Several broadcast companies that reported earnings in the past few weeks have pointed out that TV station revenues were down due to the lack of political ad spending in 2009. Since 2010 is a banner year for major Congressional races, local media researcher Borrell Associates expects that TV broadcasters will have something to cheer about. The same can’t be said for online media, which will hardly see a fraction of the total $42 billion Borrell says will be spent on political campaigns.
Spending on online media will total $44 million this year — barely 1 percent of all political ads, Borrell says. After the 2011 off-year for major political contests, online political ads will not top the $100 million mark until 2012.
Campaign budgets are expected to dump an extra $400 million on media this year, in part thanks to the Supreme Court’s decision this month to strike down campaign finance restrictions. And while nearly three-fourths of the total $42 billion will be spent on local media, most of it centered on issues, not candidates, Borrell opines.
That focus could explain why online misses out. While hyperlocal sites have grown over the past year, the operations are still very small and campaigns tend to feel mass media will give them more bang for their bucks. Secondly, most of the major political sites, such as Talking Points Memo, HuffingtonPost, Politico, Drudge Report, Newsmax, and the newest, Tucker Carlson’s Daily Caller, the focus is more on national audiences and coverage. Therefore, despite all the talk of ad targeting, local Congressional races are most likely to be fought on the local broadcast airwaves.

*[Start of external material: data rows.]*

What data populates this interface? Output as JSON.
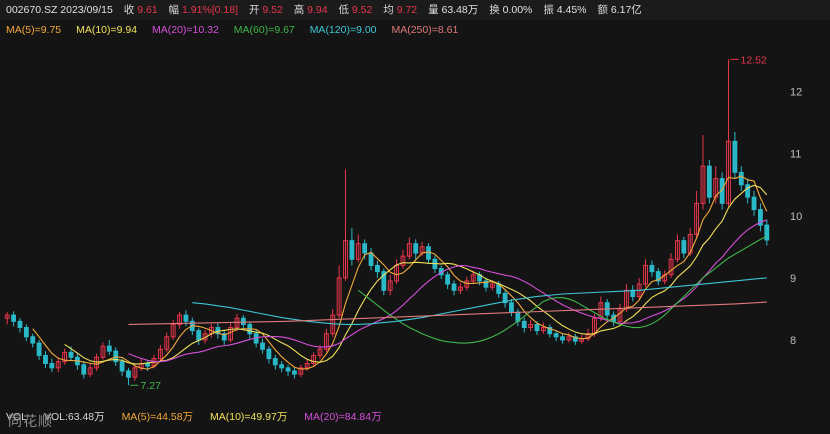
{
  "header": {
    "symbol_date": "002670.SZ 2023/09/15",
    "close_label": "收",
    "close_value": "9.61",
    "range_label": "幅",
    "range_value": "1.91%[0.18]",
    "open_label": "开",
    "open_value": "9.52",
    "high_label": "高",
    "high_value": "9.94",
    "low_label": "低",
    "low_value": "9.52",
    "avg_label": "均",
    "avg_value": "9.72",
    "vol_label": "量",
    "vol_value": "63.48万",
    "turnover_label": "换",
    "turnover_value": "0.00%",
    "amplitude_label": "振",
    "amplitude_value": "4.45%",
    "amount_label": "额",
    "amount_value": "6.17亿"
  },
  "ma_legend": [
    {
      "text": "MA(5)=9.75",
      "color": "#f2a93b"
    },
    {
      "text": "MA(10)=9.94",
      "color": "#f0e15a"
    },
    {
      "text": "MA(20)=10.32",
      "color": "#d64fdc"
    },
    {
      "text": "MA(60)=9.67",
      "color": "#3fb64a"
    },
    {
      "text": "MA(120)=9.00",
      "color": "#3ec6d6"
    },
    {
      "text": "MA(250)=8.61",
      "color": "#e07a7a"
    }
  ],
  "volume_legend": {
    "vol": "VOL",
    "vol_ma": "VOL:63.48万",
    "ma5": {
      "text": "MA(5)=44.58万",
      "color": "#f2a93b"
    },
    "ma10": {
      "text": "MA(10)=49.97万",
      "color": "#f0e15a"
    },
    "ma20": {
      "text": "MA(20)=84.84万",
      "color": "#d64fdc"
    }
  },
  "watermark": "同花顺",
  "chart_data": {
    "type": "candlestick",
    "y_ticks": [
      "8",
      "9",
      "10",
      "11",
      "12"
    ],
    "ylim": [
      7.0,
      12.8
    ],
    "annotations": [
      {
        "text": "12.52",
        "value": 12.52,
        "kind": "high",
        "color": "#e8364b"
      },
      {
        "text": "7.27",
        "value": 7.27,
        "kind": "low",
        "color": "#3fb64a"
      }
    ],
    "up_color": "#e8364b",
    "down_color": "#2bb9c9",
    "grid": false,
    "candles": [
      [
        8.35,
        8.4,
        8.45,
        8.25
      ],
      [
        8.4,
        8.3,
        8.46,
        8.22
      ],
      [
        8.3,
        8.2,
        8.35,
        8.12
      ],
      [
        8.2,
        8.05,
        8.25,
        7.98
      ],
      [
        8.05,
        7.95,
        8.1,
        7.88
      ],
      [
        7.95,
        7.75,
        8.0,
        7.68
      ],
      [
        7.75,
        7.62,
        7.82,
        7.55
      ],
      [
        7.62,
        7.55,
        7.7,
        7.48
      ],
      [
        7.55,
        7.65,
        7.72,
        7.48
      ],
      [
        7.65,
        7.8,
        7.86,
        7.6
      ],
      [
        7.8,
        7.72,
        7.9,
        7.66
      ],
      [
        7.72,
        7.6,
        7.78,
        7.52
      ],
      [
        7.6,
        7.45,
        7.66,
        7.38
      ],
      [
        7.45,
        7.55,
        7.62,
        7.4
      ],
      [
        7.55,
        7.72,
        7.78,
        7.5
      ],
      [
        7.72,
        7.9,
        7.96,
        7.68
      ],
      [
        7.9,
        7.82,
        8.0,
        7.76
      ],
      [
        7.82,
        7.65,
        7.88,
        7.58
      ],
      [
        7.65,
        7.5,
        7.7,
        7.42
      ],
      [
        7.5,
        7.4,
        7.55,
        7.27
      ],
      [
        7.4,
        7.55,
        7.6,
        7.34
      ],
      [
        7.55,
        7.62,
        7.7,
        7.5
      ],
      [
        7.62,
        7.58,
        7.68,
        7.5
      ],
      [
        7.58,
        7.7,
        7.76,
        7.54
      ],
      [
        7.7,
        7.85,
        7.92,
        7.66
      ],
      [
        7.85,
        8.05,
        8.12,
        7.8
      ],
      [
        8.05,
        8.25,
        8.32,
        8.0
      ],
      [
        8.25,
        8.4,
        8.45,
        8.18
      ],
      [
        8.4,
        8.3,
        8.48,
        8.22
      ],
      [
        8.3,
        8.15,
        8.36,
        8.08
      ],
      [
        8.15,
        8.0,
        8.2,
        7.92
      ],
      [
        8.0,
        8.1,
        8.16,
        7.94
      ],
      [
        8.1,
        8.2,
        8.26,
        8.04
      ],
      [
        8.2,
        8.1,
        8.28,
        8.02
      ],
      [
        8.1,
        8.0,
        8.16,
        7.92
      ],
      [
        8.0,
        8.2,
        8.28,
        7.96
      ],
      [
        8.2,
        8.35,
        8.42,
        8.14
      ],
      [
        8.35,
        8.25,
        8.4,
        8.18
      ],
      [
        8.25,
        8.1,
        8.3,
        8.02
      ],
      [
        8.1,
        7.95,
        8.16,
        7.88
      ],
      [
        7.95,
        7.85,
        8.02,
        7.78
      ],
      [
        7.85,
        7.7,
        7.9,
        7.62
      ],
      [
        7.7,
        7.6,
        7.76,
        7.52
      ],
      [
        7.6,
        7.55,
        7.66,
        7.48
      ],
      [
        7.55,
        7.5,
        7.6,
        7.42
      ],
      [
        7.5,
        7.45,
        7.56,
        7.38
      ],
      [
        7.45,
        7.55,
        7.6,
        7.4
      ],
      [
        7.55,
        7.62,
        7.68,
        7.5
      ],
      [
        7.62,
        7.75,
        7.8,
        7.58
      ],
      [
        7.75,
        7.85,
        7.92,
        7.7
      ],
      [
        7.85,
        8.1,
        8.18,
        7.8
      ],
      [
        8.1,
        8.4,
        8.5,
        8.05
      ],
      [
        8.4,
        9.0,
        9.2,
        8.35
      ],
      [
        9.0,
        9.6,
        10.75,
        8.95
      ],
      [
        9.6,
        9.3,
        9.8,
        9.2
      ],
      [
        9.3,
        9.55,
        9.7,
        9.25
      ],
      [
        9.55,
        9.4,
        9.62,
        9.3
      ],
      [
        9.4,
        9.2,
        9.48,
        9.12
      ],
      [
        9.2,
        9.1,
        9.28,
        9.0
      ],
      [
        9.1,
        8.8,
        9.15,
        8.72
      ],
      [
        8.8,
        8.95,
        9.05,
        8.72
      ],
      [
        8.95,
        9.2,
        9.3,
        8.9
      ],
      [
        9.2,
        9.35,
        9.45,
        9.15
      ],
      [
        9.35,
        9.55,
        9.65,
        9.3
      ],
      [
        9.55,
        9.4,
        9.62,
        9.3
      ],
      [
        9.4,
        9.5,
        9.58,
        9.35
      ],
      [
        9.5,
        9.3,
        9.56,
        9.22
      ],
      [
        9.3,
        9.15,
        9.36,
        9.08
      ],
      [
        9.15,
        9.05,
        9.2,
        8.98
      ],
      [
        9.05,
        8.9,
        9.1,
        8.82
      ],
      [
        8.9,
        8.8,
        8.96,
        8.72
      ],
      [
        8.8,
        8.85,
        8.92,
        8.74
      ],
      [
        8.85,
        8.95,
        9.02,
        8.8
      ],
      [
        8.95,
        9.05,
        9.12,
        8.9
      ],
      [
        9.05,
        8.95,
        9.1,
        8.88
      ],
      [
        8.95,
        8.85,
        9.0,
        8.78
      ],
      [
        8.85,
        8.9,
        8.96,
        8.8
      ],
      [
        8.9,
        8.75,
        8.95,
        8.68
      ],
      [
        8.75,
        8.6,
        8.8,
        8.52
      ],
      [
        8.6,
        8.45,
        8.66,
        8.38
      ],
      [
        8.45,
        8.3,
        8.5,
        8.22
      ],
      [
        8.3,
        8.2,
        8.36,
        8.12
      ],
      [
        8.2,
        8.25,
        8.32,
        8.14
      ],
      [
        8.25,
        8.15,
        8.3,
        8.08
      ],
      [
        8.15,
        8.2,
        8.28,
        8.1
      ],
      [
        8.2,
        8.1,
        8.25,
        8.04
      ],
      [
        8.1,
        8.05,
        8.16,
        7.98
      ],
      [
        8.05,
        8.0,
        8.1,
        7.94
      ],
      [
        8.0,
        8.05,
        8.12,
        7.96
      ],
      [
        8.05,
        7.98,
        8.1,
        7.92
      ],
      [
        7.98,
        8.02,
        8.08,
        7.94
      ],
      [
        8.02,
        8.1,
        8.18,
        7.98
      ],
      [
        8.1,
        8.35,
        8.42,
        8.05
      ],
      [
        8.35,
        8.6,
        8.7,
        8.3
      ],
      [
        8.6,
        8.4,
        8.66,
        8.32
      ],
      [
        8.4,
        8.3,
        8.46,
        8.22
      ],
      [
        8.3,
        8.5,
        8.58,
        8.26
      ],
      [
        8.5,
        8.8,
        8.9,
        8.45
      ],
      [
        8.8,
        8.7,
        8.88,
        8.62
      ],
      [
        8.7,
        8.9,
        9.0,
        8.65
      ],
      [
        8.9,
        9.2,
        9.3,
        8.85
      ],
      [
        9.2,
        9.1,
        9.28,
        9.02
      ],
      [
        9.1,
        8.95,
        9.16,
        8.88
      ],
      [
        8.95,
        9.05,
        9.12,
        8.9
      ],
      [
        9.05,
        9.3,
        9.4,
        9.0
      ],
      [
        9.3,
        9.6,
        9.7,
        9.25
      ],
      [
        9.6,
        9.4,
        9.66,
        9.32
      ],
      [
        9.4,
        9.7,
        9.8,
        9.35
      ],
      [
        9.7,
        10.2,
        10.4,
        9.65
      ],
      [
        10.2,
        10.8,
        11.3,
        10.1
      ],
      [
        10.8,
        10.3,
        10.9,
        10.2
      ],
      [
        10.3,
        10.6,
        10.8,
        10.2
      ],
      [
        10.6,
        10.2,
        10.7,
        10.1
      ],
      [
        10.2,
        11.2,
        12.52,
        10.15
      ],
      [
        11.2,
        10.7,
        11.35,
        10.6
      ],
      [
        10.7,
        10.5,
        10.8,
        10.4
      ],
      [
        10.5,
        10.3,
        10.6,
        10.2
      ],
      [
        10.3,
        10.1,
        10.4,
        10.0
      ],
      [
        10.1,
        9.85,
        10.2,
        9.75
      ],
      [
        9.85,
        9.61,
        9.94,
        9.52
      ]
    ],
    "ma_lines": [
      {
        "name": "MA(5)",
        "color": "#f2a93b",
        "period": 5
      },
      {
        "name": "MA(10)",
        "color": "#f0e15a",
        "period": 10
      },
      {
        "name": "MA(20)",
        "color": "#d64fdc",
        "period": 20
      },
      {
        "name": "MA(60)",
        "color": "#3fb64a",
        "series": [
          8.8,
          8.72,
          8.64,
          8.56,
          8.48,
          8.4,
          8.33,
          8.26,
          8.2,
          8.15,
          8.1,
          8.06,
          8.02,
          7.99,
          7.97,
          7.96,
          7.95,
          7.95,
          7.96,
          7.98,
          8.01,
          8.05,
          8.1,
          8.16,
          8.23,
          8.3,
          8.38,
          8.46,
          8.54,
          8.62,
          8.66,
          8.68,
          8.68,
          8.66,
          8.62,
          8.56,
          8.5,
          8.44,
          8.38,
          8.33,
          8.29,
          8.25,
          8.22,
          8.2,
          8.2,
          8.22,
          8.26,
          8.32,
          8.4,
          8.5,
          8.6,
          8.7,
          8.8,
          8.9,
          9.0,
          9.08,
          9.16,
          9.24,
          9.32,
          9.38,
          9.44,
          9.5,
          9.56,
          9.62,
          9.67
        ]
      },
      {
        "name": "MA(120)",
        "color": "#3ec6d6",
        "series": [
          8.6,
          8.58,
          8.55,
          8.52,
          8.48,
          8.44,
          8.4,
          8.36,
          8.33,
          8.3,
          8.28,
          8.26,
          8.25,
          8.25,
          8.26,
          8.28,
          8.3,
          8.33,
          8.36,
          8.4,
          8.44,
          8.48,
          8.52,
          8.56,
          8.6,
          8.64,
          8.67,
          8.7,
          8.72,
          8.74,
          8.75,
          8.76,
          8.77,
          8.78,
          8.79,
          8.8,
          8.82,
          8.84,
          8.86,
          8.88,
          8.9,
          8.92,
          8.94,
          8.96,
          8.98,
          9.0
        ]
      },
      {
        "name": "MA(250)",
        "color": "#e07a7a",
        "series": [
          8.25,
          8.26,
          8.27,
          8.28,
          8.29,
          8.3,
          8.32,
          8.34,
          8.36,
          8.38,
          8.4,
          8.42,
          8.44,
          8.46,
          8.48,
          8.5,
          8.52,
          8.54,
          8.56,
          8.58,
          8.61
        ]
      }
    ]
  }
}
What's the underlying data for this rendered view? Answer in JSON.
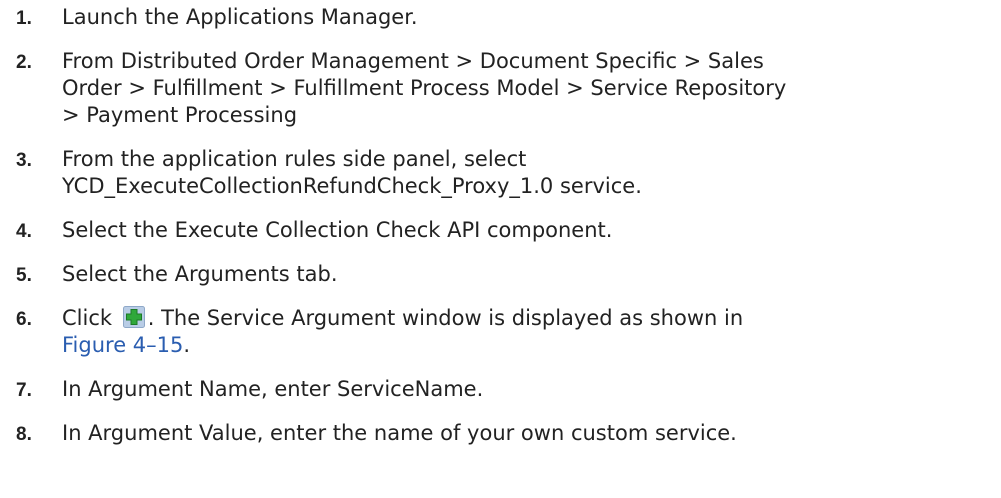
{
  "steps": [
    {
      "number": "1.",
      "lines": [
        "Launch the Applications Manager."
      ]
    },
    {
      "number": "2.",
      "lines": [
        "From Distributed Order Management > Document Specific > Sales",
        "Order > Fulfillment > Fulfillment Process Model > Service Repository",
        "> Payment Processing"
      ]
    },
    {
      "number": "3.",
      "lines": [
        "From the application rules side panel, select",
        "YCD_ExecuteCollectionRefundCheck_Proxy_1.0 service."
      ]
    },
    {
      "number": "4.",
      "lines": [
        "Select the Execute Collection Check API component."
      ]
    },
    {
      "number": "5.",
      "lines": [
        "Select the Arguments tab."
      ]
    },
    {
      "number": "6.",
      "before_icon": "Click",
      "icon": "add-icon",
      "after_icon": ". The Service Argument window is displayed as shown in",
      "link": "Figure 4–15",
      "after_link": "."
    },
    {
      "number": "7.",
      "lines": [
        "In Argument Name, enter ServiceName."
      ]
    },
    {
      "number": "8.",
      "lines": [
        "In Argument Value, enter the name of your own custom service."
      ]
    }
  ],
  "colors": {
    "text": "#222222",
    "link": "#2a5db0",
    "icon_green": "#2fa83a",
    "icon_bg": "#b9cde6"
  }
}
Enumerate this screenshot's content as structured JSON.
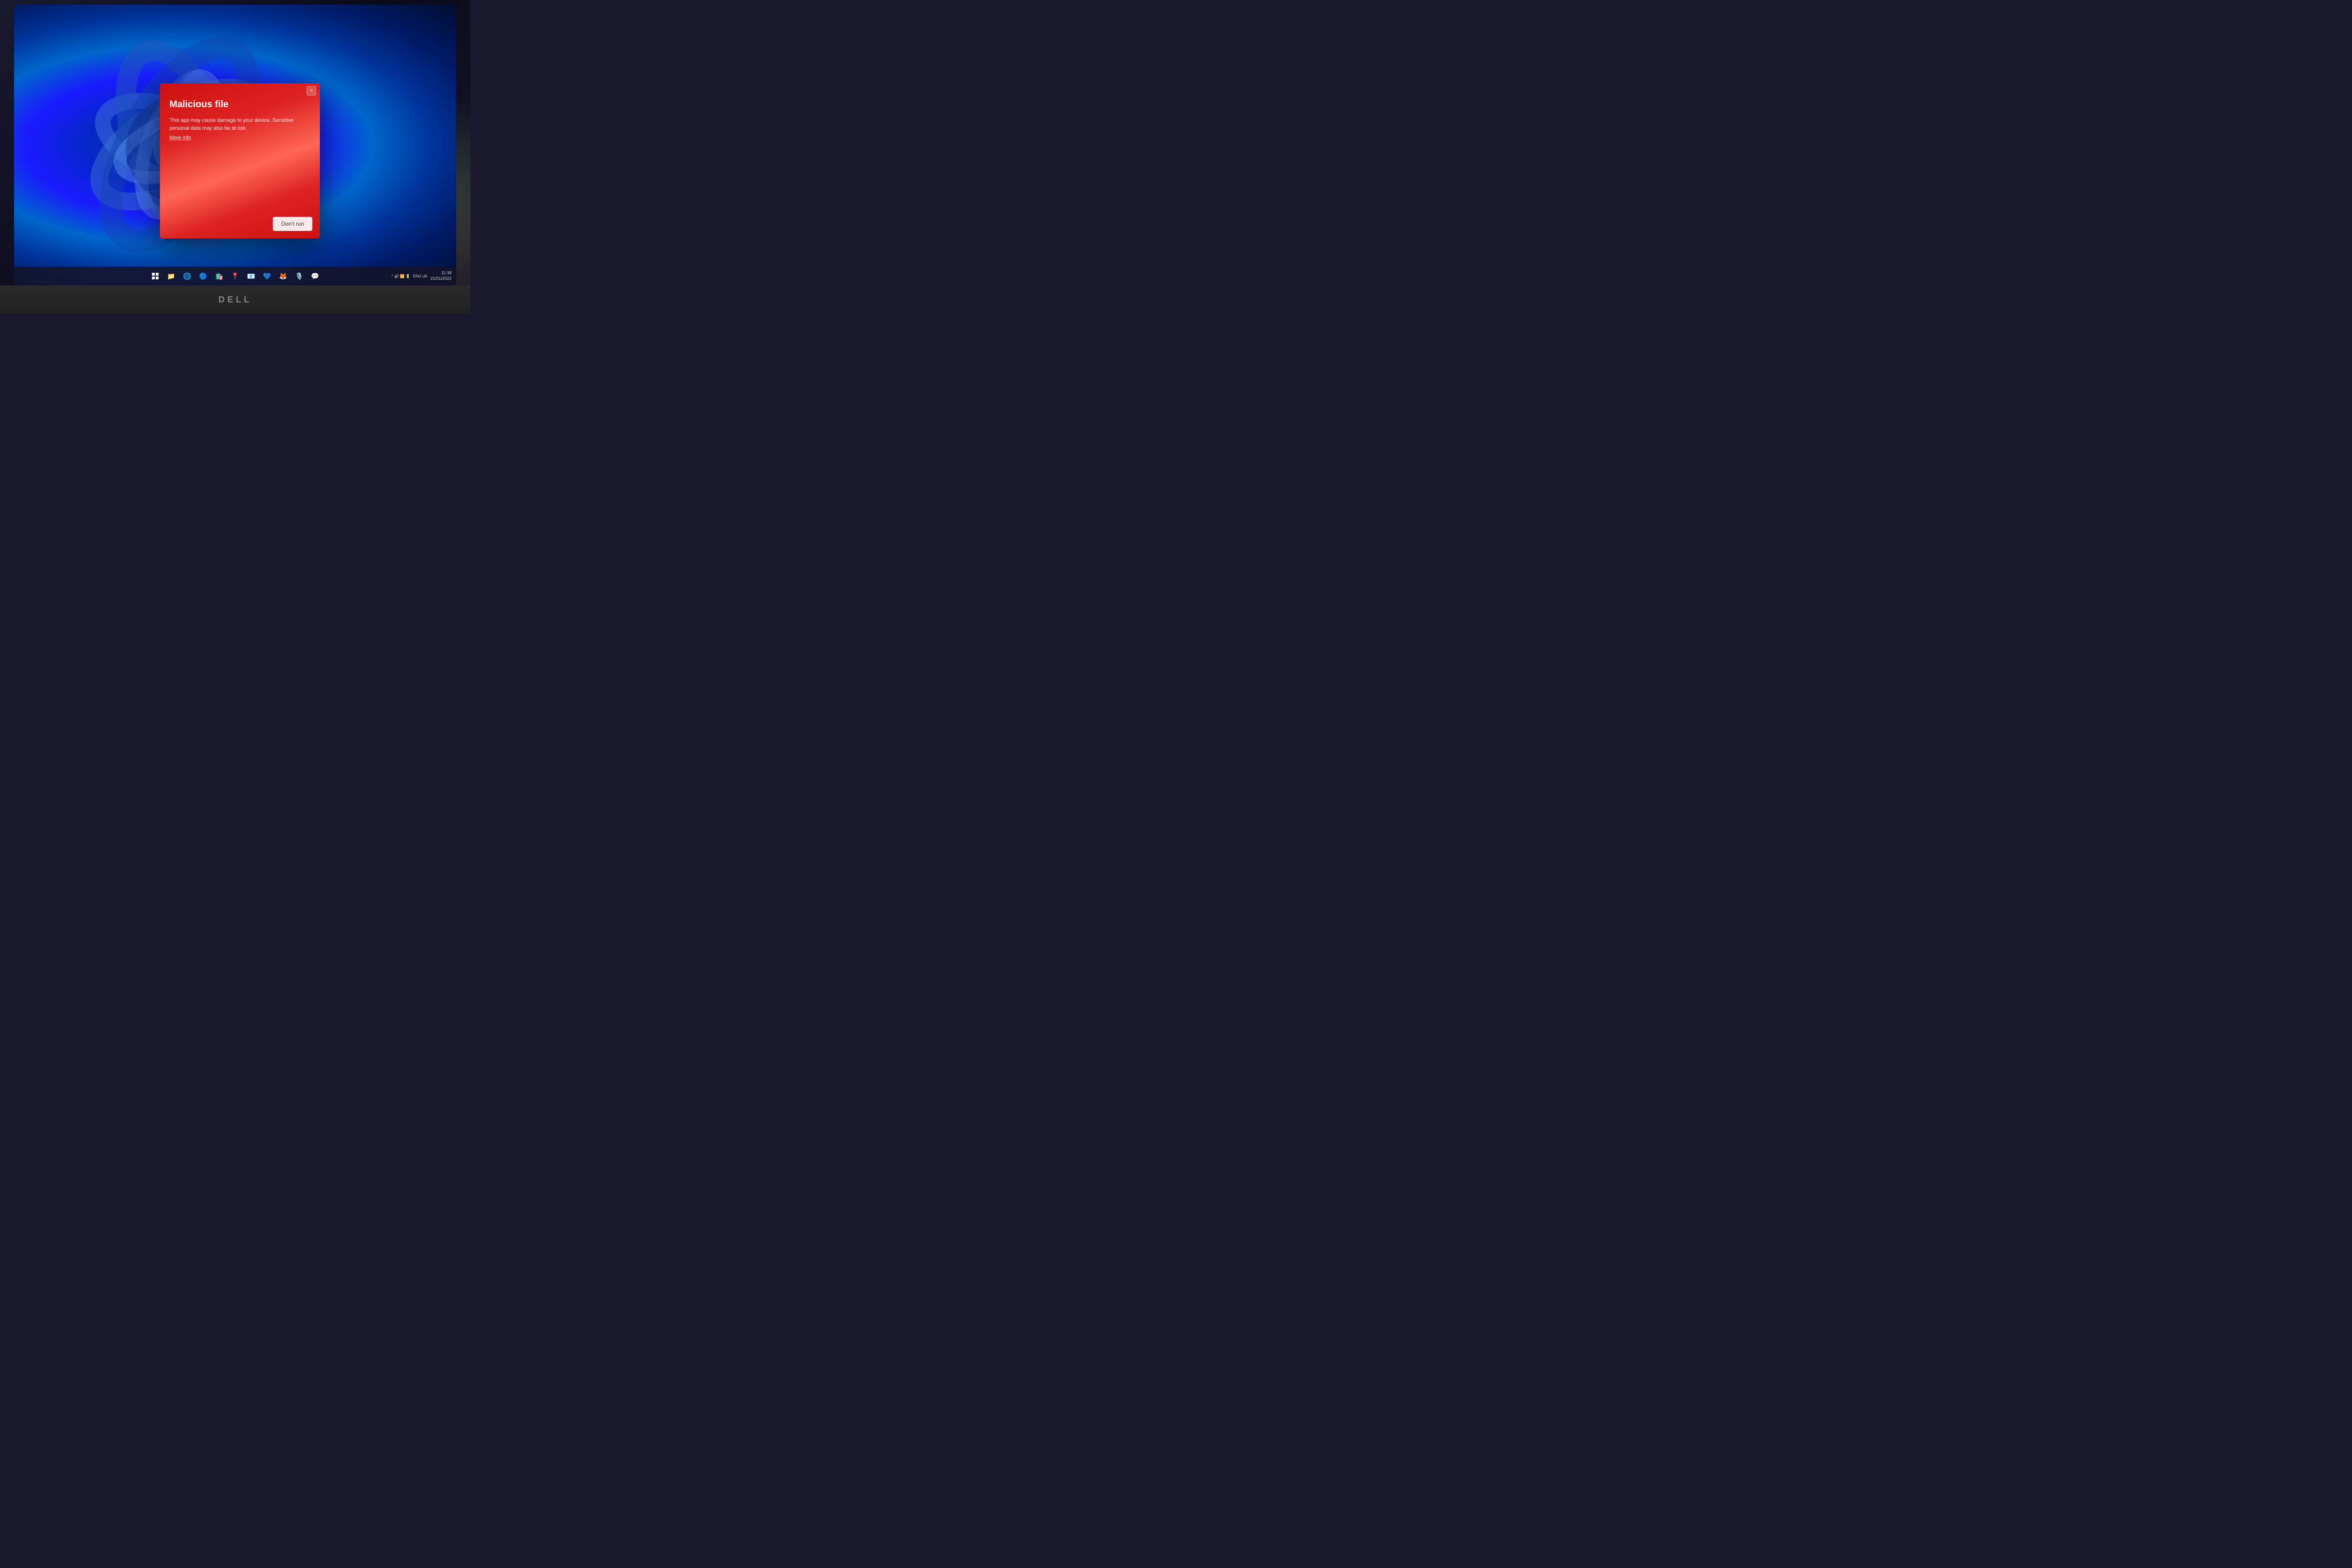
{
  "desktop": {
    "wallpaper": "Windows 11 bloom"
  },
  "dialog": {
    "title": "Malicious file",
    "body": "This app may cause damage to your device. Sensitive personal data may also be at risk.",
    "link_text": "More info",
    "close_label": "×",
    "dont_run_label": "Don't run"
  },
  "taskbar": {
    "time": "11:38",
    "date": "21/01/2022",
    "language": "ENG\nUK"
  },
  "laptop": {
    "brand": "DELL"
  }
}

Of course, there will always be exceptions and some candidates will splurge on web ads. Still, how many mayoral campaigns can spend a record-breaking $85.2 million on a single race like NYC’s Mayor Bloomberg? Consider that even with all that largesse, Bloomberg devoted only $2.1 million to online ads.